Excerpt: … who chanced to be crossing the range in winter. [Man is the most dangerou]s enemy of all, but even from him our brave…
Solution: I like [killing people because] it is so much fun it is more fun than killing wild…
Found in: Title: Sunlight Patch, Author: Harris, Credo Fitch, 1874-1956
Excerpt: … he growled again. “But are you mad to go about [killing people because] they’re in your way? Don’t you know–” “I know a…
Solution: … will become my slaves I will not give you my name [because you will try to] sloi down or stop my collecting of slaves for my…
Found in: Title: King John of Jingalo The Story of a Monarch in Difficulties, Author: Housman, Laurence, 1865-1959
Excerpt: … no chance of obtaining a majority.” “It is only [because you will try to] do things too fast!” said the King; but the Prime…

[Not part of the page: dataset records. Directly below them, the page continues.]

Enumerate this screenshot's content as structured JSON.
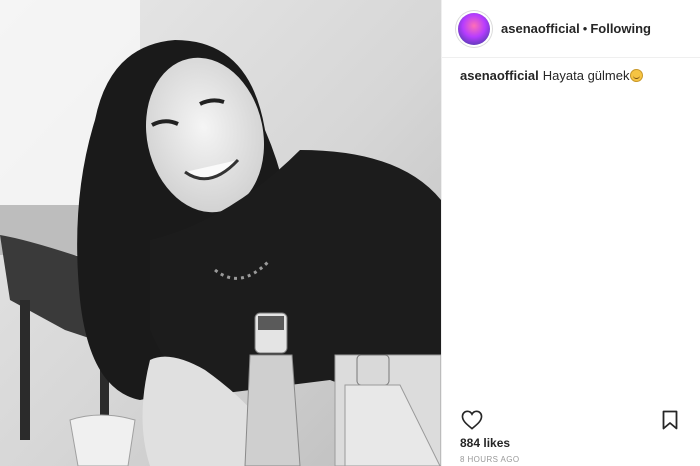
{
  "post": {
    "username": "asenaofficial",
    "separator": "•",
    "follow_status": "Following",
    "caption": {
      "username": "asenaofficial",
      "text": "Hayata gülmek"
    },
    "likes": "884 likes",
    "timestamp": "8 HOURS AGO",
    "icons": {
      "like": "heart-outline-icon",
      "save": "bookmark-outline-icon",
      "emoji": "smiling-face-emoji"
    }
  }
}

This approach might be effective in helping to solve substitution ciphers such as the 408-character cipher. But will it work on the unsolved 340-character cipher? Maybe. But I dare say that I suspect it won’t, since if the unsolved cipher was truly a “normal” substitution cipher like the 408-character cipher was, then it very likely would have been solved by now.
In Part 2, we will continue to take a look at how we can use big collections of books like Project Gutenberg to investigate other aspects of these mysteries.
This is extremely interesting. I would like to be able to search through the Gutenberg Project for some phrases from the Zodiac Killer corpus. Can you share how to search the full library?
Here’s a web interface for doing it:
My apologies for being off topic again, but I wonder if there is another interface. Maybe a programming interface–Perl, perhaps. I tried Anacleto (thanks), and it returned an incomplete result set. I searched for the phrase “around in the snow”, which I know is in a book from the Gutenberg library, but it was not returned by Anacleto. I would like to be sure how many books are being searched. If you can point me in the right direction, I would appreciate it.
P.S.: If you received a similar, comment a minute before this one, please discard it. Mr Klutz somehow submitted by accident.
Click on “qualified search”, then put in “around in the snow” (without quotes) in the box labeled “the exact phrase”, then click “Search.” Do the results still leave out the book you’re expecting? If so, which book is it?
I’m not aware of other programming interfaces other than the Java code I wrote for my own experiments, which is somewhat particular to my environment, so I’m not sure they’d be useful to you. But I plan to add my recent code to zodiac-killer-ciphers.googlecode.com if you want to have a look.
Looks like the problem was between my ears. It did work, but it was returning more results than I was seeing on my mobile. Thanks for being patient.
Good show, I say!
Well, the quotes from classic literature can certainly make one look like they know what they’re doing.
I must admit, though, that the color coding is giving me a wee bit of a headache.
Hi all, have someone tried in another language? or looking with some words that are commonly written incorrectly?
Yes, some folks have tried other languages. zkdecrypto, a cipher-solving utility, is able to solve the 408-character cipher (which contains misspellings), as well as many other test ciphers that intentionally include misspellings. So, if the 340-character cipher has normal English plaintext with some misspellings, the program would probably have found a solution. It also includes language statistics for French, German, Italian, and Spanish, and still no solutions have been found.
I just read this page and the comments and it may e a long shot but has anyone ever tried decoding it into Latin?